The government's chief economic forecasting gauge plunged in November, the fifth consecutive monthly drop, and analysts said it signaled increased joblessness and a slump extending until late next year.
"The basic message is there's no light down there in the tunnel that we can see," said economist Robert G. Dederick of Northern Trust Co. in Chicago. "The recession is clearly in place and clearly has further to go," he said.
Yesterday's announcement of the November decline of 1.2 percent in the Commerce Department's index of leading indicators was the latest in a spate of gloomy news about economic conditions last month.
Unemployment jumped to a three-year high of 5.9 percent. New orders to factories for durable goods such as automobiles and appliances plunged 10.5 percent, matching the worst decline on record. Consumer spending and income growth were virtually flat, and construction of single-family homes fell to the lowest level since 1982.
Analysts said the latest drop in the leading index, designed to forecast economic activity six to nine months in advance, offered almost no hope that the economy will revive soon.
Less than three weeks ago, most private analysts believed the economy, having entered a recession in the fourth quarter of this year, would begin to grow again next spring.
The November decline in the leading index followed a 1.3 percent drop in October, the steepest since the month after the October 1987 stock market crash.

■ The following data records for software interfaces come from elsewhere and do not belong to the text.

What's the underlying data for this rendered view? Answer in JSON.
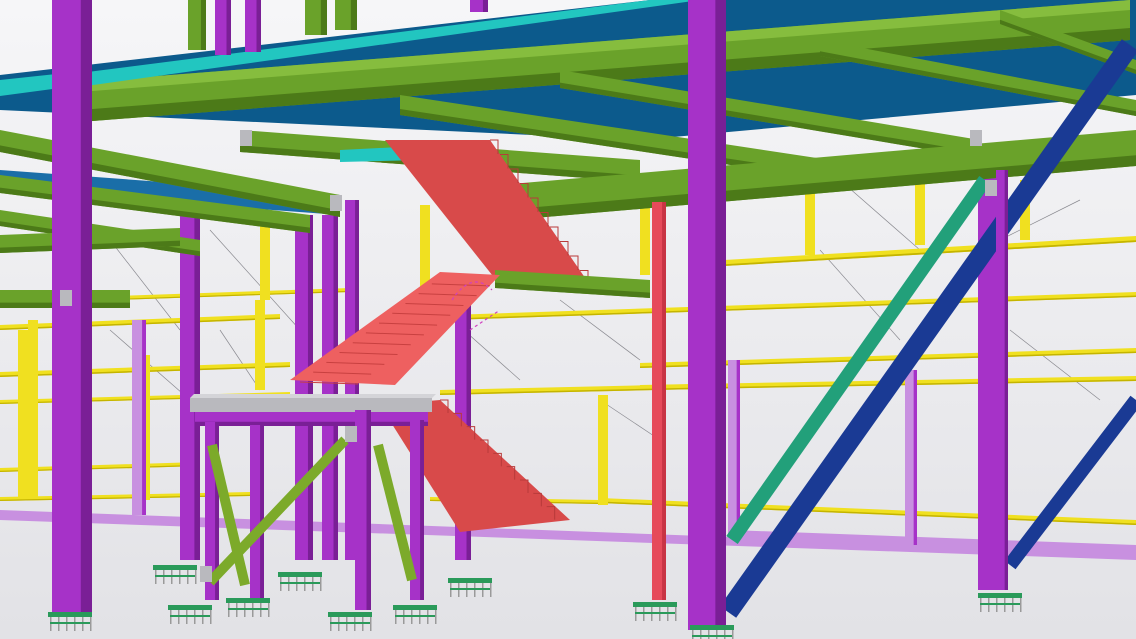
{
  "viewport": {
    "kind": "3d-structural-model-view",
    "background_top": "#f6f6f8",
    "background_bottom": "#e2e2e6"
  },
  "colors": {
    "column": "#a632c8",
    "column_dark": "#7a1f96",
    "column_light": "#c060e0",
    "beam": "#6aa22a",
    "beam_dark": "#4c7a18",
    "beam_light": "#86bd3e",
    "deck": "#0c5a8c",
    "deck_light": "#1a6ea8",
    "cyan_member": "#22c6c0",
    "rail": "#f0e020",
    "rail_dark": "#c4b400",
    "stair": "#d84a4a",
    "stair_light": "#ee6060",
    "red_column": "#e64a5a",
    "teal_brace": "#22a07a",
    "navy_brace": "#1a3a94",
    "platform": "#b9b9be",
    "brace_green": "#7caa2a",
    "base_plate": "#2a9a5a",
    "lilac": "#c890e0",
    "bolt": "#9a9a9a"
  }
}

The decline is part of the worst multiple-month retreat by the index since 1981, at the start of the last recession.
"The November indicators leave no doubt that a serious and lengthy recession is underway," said economist William K. MacReynolds of the U.S. Chamber of Commerce.
Top administration officials, including President Bush, have been reluctant to label the slump as a recession. But on Thursday, Rep. Lee Hamilton (D-Ind.), chairman of the Joint Economic Committee, said, "We will, in fact, have a recession," and warned that the unemployment rate could go as high as 8 percent.
However, analyst Samuel Kahan of Fuji Securities Inc. said the nation's economic prospects may not be as bleak if the Persian Gulf crisis is resolved early in the year.
Iraq's Aug. 2 invasion of Kuwait sent oil prices soaring and the confidence of American consumers slidding. That in turn has caused a sharp pullback by businesses, Kahan said.
"If the war is settled, we might get a boost in consumer confidence, which could turn the whole thing around rather quickly," he said.